[Data section]

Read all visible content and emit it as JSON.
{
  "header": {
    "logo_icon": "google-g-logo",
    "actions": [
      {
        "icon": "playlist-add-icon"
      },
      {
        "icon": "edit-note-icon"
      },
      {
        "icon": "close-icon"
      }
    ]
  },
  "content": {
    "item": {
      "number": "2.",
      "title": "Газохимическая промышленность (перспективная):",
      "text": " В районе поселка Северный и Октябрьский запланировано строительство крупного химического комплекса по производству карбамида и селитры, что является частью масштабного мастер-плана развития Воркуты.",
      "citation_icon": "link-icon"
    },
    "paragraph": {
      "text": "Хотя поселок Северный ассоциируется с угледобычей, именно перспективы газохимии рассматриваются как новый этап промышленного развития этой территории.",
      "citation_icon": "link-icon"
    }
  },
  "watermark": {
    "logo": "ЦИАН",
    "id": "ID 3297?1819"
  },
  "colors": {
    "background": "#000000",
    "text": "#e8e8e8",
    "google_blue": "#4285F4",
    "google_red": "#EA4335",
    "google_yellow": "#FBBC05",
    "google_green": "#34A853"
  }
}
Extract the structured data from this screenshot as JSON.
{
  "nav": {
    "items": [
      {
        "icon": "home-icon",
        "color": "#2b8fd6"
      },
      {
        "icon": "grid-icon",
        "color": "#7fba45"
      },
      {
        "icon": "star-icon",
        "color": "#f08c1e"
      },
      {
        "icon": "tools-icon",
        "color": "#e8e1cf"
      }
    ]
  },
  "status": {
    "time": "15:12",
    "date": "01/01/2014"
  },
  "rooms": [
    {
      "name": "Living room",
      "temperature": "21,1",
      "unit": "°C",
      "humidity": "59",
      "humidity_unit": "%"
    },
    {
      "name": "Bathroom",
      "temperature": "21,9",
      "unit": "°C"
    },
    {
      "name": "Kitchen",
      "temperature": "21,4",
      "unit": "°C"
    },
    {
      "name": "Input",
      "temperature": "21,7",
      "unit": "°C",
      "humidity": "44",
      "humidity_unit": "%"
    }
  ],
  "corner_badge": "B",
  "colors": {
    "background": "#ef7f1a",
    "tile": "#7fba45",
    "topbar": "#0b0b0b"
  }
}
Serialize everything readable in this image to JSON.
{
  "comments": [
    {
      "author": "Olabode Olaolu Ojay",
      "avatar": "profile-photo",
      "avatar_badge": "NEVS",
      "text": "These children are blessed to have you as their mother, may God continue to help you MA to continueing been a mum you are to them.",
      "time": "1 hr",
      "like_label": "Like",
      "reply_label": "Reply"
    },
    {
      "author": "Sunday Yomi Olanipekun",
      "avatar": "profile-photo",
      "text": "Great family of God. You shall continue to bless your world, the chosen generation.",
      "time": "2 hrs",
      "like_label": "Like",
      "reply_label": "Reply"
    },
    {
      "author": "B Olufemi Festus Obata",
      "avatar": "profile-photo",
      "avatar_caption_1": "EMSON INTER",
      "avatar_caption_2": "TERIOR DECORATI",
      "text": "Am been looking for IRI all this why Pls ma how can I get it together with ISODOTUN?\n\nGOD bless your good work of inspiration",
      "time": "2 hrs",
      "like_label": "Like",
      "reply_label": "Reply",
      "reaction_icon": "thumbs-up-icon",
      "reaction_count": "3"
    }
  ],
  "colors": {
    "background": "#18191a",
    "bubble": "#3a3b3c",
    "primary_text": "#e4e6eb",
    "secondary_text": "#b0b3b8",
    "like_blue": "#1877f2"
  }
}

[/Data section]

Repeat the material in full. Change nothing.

Read all visible content and emit it as JSON.
{
  "header": {
    "logo_icon": "google-g-logo",
    "actions": [
      {
        "icon": "playlist-add-icon"
      },
      {
        "icon": "edit-note-icon"
      },
      {
        "icon": "close-icon"
      }
    ]
  },
  "content": {
    "item": {
      "number": "2.",
      "title": "Газохимическая промышленность (перспективная):",
      "text": " В районе поселка Северный и Октябрьский запланировано строительство крупного химического комплекса по производству карбамида и селитры, что является частью масштабного мастер-плана развития Воркуты.",
      "citation_icon": "link-icon"
    },
    "paragraph": {
      "text": "Хотя поселок Северный ассоциируется с угледобычей, именно перспективы газохимии рассматриваются как новый этап промышленного развития этой территории.",
      "citation_icon": "link-icon"
    }
  },
  "watermark": {
    "logo": "ЦИАН",
    "id": "ID 3297?1819"
  },
  "colors": {
    "background": "#000000",
    "text": "#e8e8e8",
    "google_blue": "#4285F4",
    "google_red": "#EA4335",
    "google_yellow": "#FBBC05",
    "google_green": "#34A853"
  }
}
Extract the structured data from this screenshot as JSON.
{
  "nav": {
    "items": [
      {
        "icon": "home-icon",
        "color": "#2b8fd6"
      },
      {
        "icon": "grid-icon",
        "color": "#7fba45"
      },
      {
        "icon": "star-icon",
        "color": "#f08c1e"
      },
      {
        "icon": "tools-icon",
        "color": "#e8e1cf"
      }
    ]
  },
  "status": {
    "time": "15:12",
    "date": "01/01/2014"
  },
  "rooms": [
    {
      "name": "Living room",
      "temperature": "21,1",
      "unit": "°C",
      "humidity": "59",
      "humidity_unit": "%"
    },
    {
      "name": "Bathroom",
      "temperature": "21,9",
      "unit": "°C"
    },
    {
      "name": "Kitchen",
      "temperature": "21,4",
      "unit": "°C"
    },
    {
      "name": "Input",
      "temperature": "21,7",
      "unit": "°C",
      "humidity": "44",
      "humidity_unit": "%"
    }
  ],
  "corner_badge": "B",
  "colors": {
    "background": "#ef7f1a",
    "tile": "#7fba45",
    "topbar": "#0b0b0b"
  }
}
Serialize everything readable in this image to JSON.
{
  "comments": [
    {
      "author": "Olabode Olaolu Ojay",
      "avatar": "profile-photo",
      "avatar_badge": "NEVS",
      "text": "These children are blessed to have you as their mother, may God continue to help you MA to continueing been a mum you are to them.",
      "time": "1 hr",
      "like_label": "Like",
      "reply_label": "Reply"
    },
    {
      "author": "Sunday Yomi Olanipekun",
      "avatar": "profile-photo",
      "text": "Great family of God. You shall continue to bless your world, the chosen generation.",
      "time": "2 hrs",
      "like_label": "Like",
      "reply_label": "Reply"
    },
    {
      "author": "B Olufemi Festus Obata",
      "avatar": "profile-photo",
      "avatar_caption_1": "EMSON INTER",
      "avatar_caption_2": "TERIOR DECORATI",
      "text": "Am been looking for IRI all this why Pls ma how can I get it together with ISODOTUN?\n\nGOD bless your good work of inspiration",
      "time": "2 hrs",
      "like_label": "Like",
      "reply_label": "Reply",
      "reaction_icon": "thumbs-up-icon",
      "reaction_count": "3"
    }
  ],
  "colors": {
    "background": "#18191a",
    "bubble": "#3a3b3c",
    "primary_text": "#e4e6eb",
    "secondary_text": "#b0b3b8",
    "like_blue": "#1877f2"
  }
}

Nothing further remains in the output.